Conclusion: Among patients with SLE, APS nephropathy occurs almost exclusively in those with aPL, suggesting an important role of aPL in the pathogenesis of APS nephropathy. Patients with APS nephropathy develop hypertension, raised serum creatinine levels, and progression of histologic lesions, all of which are associated with a poor renal outcome. Manifestations of APS also tend to develop in these patients. APS nephropathy should be included in the APS classification criteria, and the use of appropriate anticoagulant therapy should be tested.

MeSH terms

  • Adolescent
  • Adult
  • Aged
  • Antibodies, Anticardiolipin / blood
  • Antibodies, Antiphospholipid / analysis*
  • Antiphospholipid Syndrome / complications*
  • Biopsy
  • Child
  • Creatinine / blood
  • Disease Progression
  • Female
  • Follow-Up Studies
  • Humans
  • Hypertension / etiology
  • Immunohistochemistry
  • Kidney / pathology
  • Kidney Diseases / complications*
  • Kidney Failure, Chronic / etiology
  • Lupus Coagulation Inhibitor / blood
  • Lupus Erythematosus, Systemic / complications*
  • Lupus Erythematosus, Systemic / immunology*
  • Middle Aged
  • Retrospective Studies
  • Thrombosis / complications

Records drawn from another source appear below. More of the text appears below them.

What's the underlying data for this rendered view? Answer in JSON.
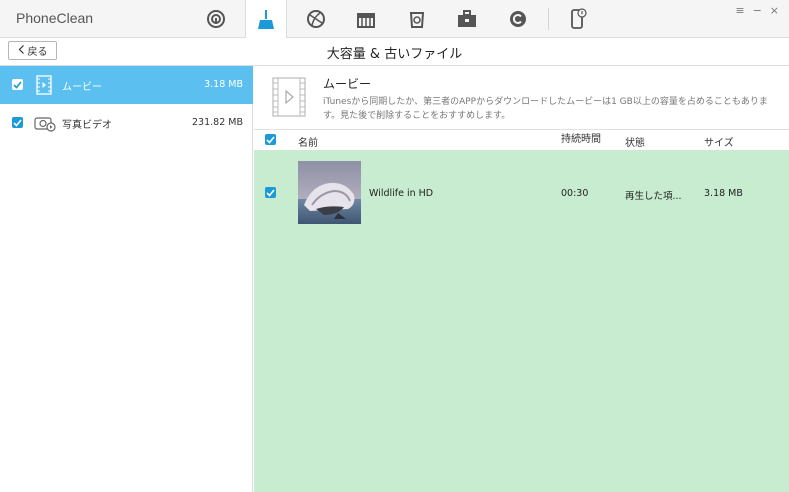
{
  "app": {
    "title": "PhoneClean"
  },
  "toolbar": {
    "tools": [
      {
        "name": "quick-clean-icon"
      },
      {
        "name": "clean-icon",
        "active": true
      },
      {
        "name": "internet-clean-icon"
      },
      {
        "name": "privacy-clean-icon"
      },
      {
        "name": "recycle-icon"
      },
      {
        "name": "toolbox-icon"
      },
      {
        "name": "copyright-icon"
      },
      {
        "name": "device-info-icon"
      }
    ],
    "window_buttons": [
      "≡",
      "−",
      "×"
    ]
  },
  "header": {
    "back_label": "戻る",
    "title": "大容量 & 古いファイル"
  },
  "sidebar": {
    "items": [
      {
        "label": "ムービー",
        "size": "3.18 MB",
        "icon": "movie-icon",
        "selected": true
      },
      {
        "label": "写真ビデオ",
        "size": "231.82 MB",
        "icon": "photo-video-icon",
        "selected": false
      }
    ]
  },
  "info": {
    "title": "ムービー",
    "description": "iTunesから同期したか、第三者のAPPからダウンロードしたムービーは1 GB以上の容量を占めることもあります。見た後で削除することをおすすめします。"
  },
  "table": {
    "columns": {
      "name": "名前",
      "duration": "持続時間",
      "status": "状態",
      "size": "サイズ"
    },
    "rows": [
      {
        "name": "Wildlife in HD",
        "duration": "00:30",
        "status": "再生した項...",
        "size": "3.18 MB"
      }
    ]
  },
  "colors": {
    "accent": "#5bc0f0",
    "check": "#1a9ad6",
    "table_bg": "#c8ecd0"
  }
}
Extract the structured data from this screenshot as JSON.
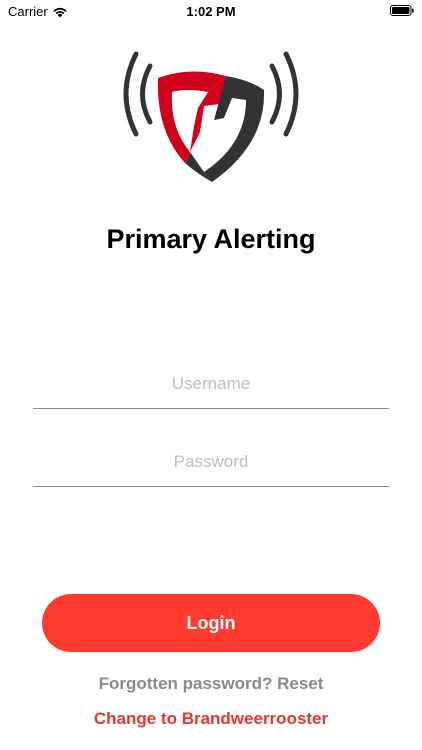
{
  "status_bar": {
    "carrier": "Carrier",
    "time": "1:02 PM",
    "icons": [
      "wifi-icon",
      "battery-icon"
    ]
  },
  "logo": {
    "icon": "shield-alert-logo",
    "colors": {
      "red": "#d0021b",
      "dark": "#333333"
    }
  },
  "app_title": "Primary Alerting",
  "form": {
    "username_placeholder": "Username",
    "password_placeholder": "Password",
    "login_label": "Login"
  },
  "links": {
    "forgot": "Forgotten password? Reset",
    "switch": "Change to Brandweerrooster"
  },
  "colors": {
    "accent": "#ff3b30",
    "link_red": "#e8362b",
    "muted": "#8a8a8e"
  }
}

  • Antibodies, Anticardiolipin
  • Antibodies, Antiphospholipid
  • Lupus Coagulation Inhibitor
  • Creatinine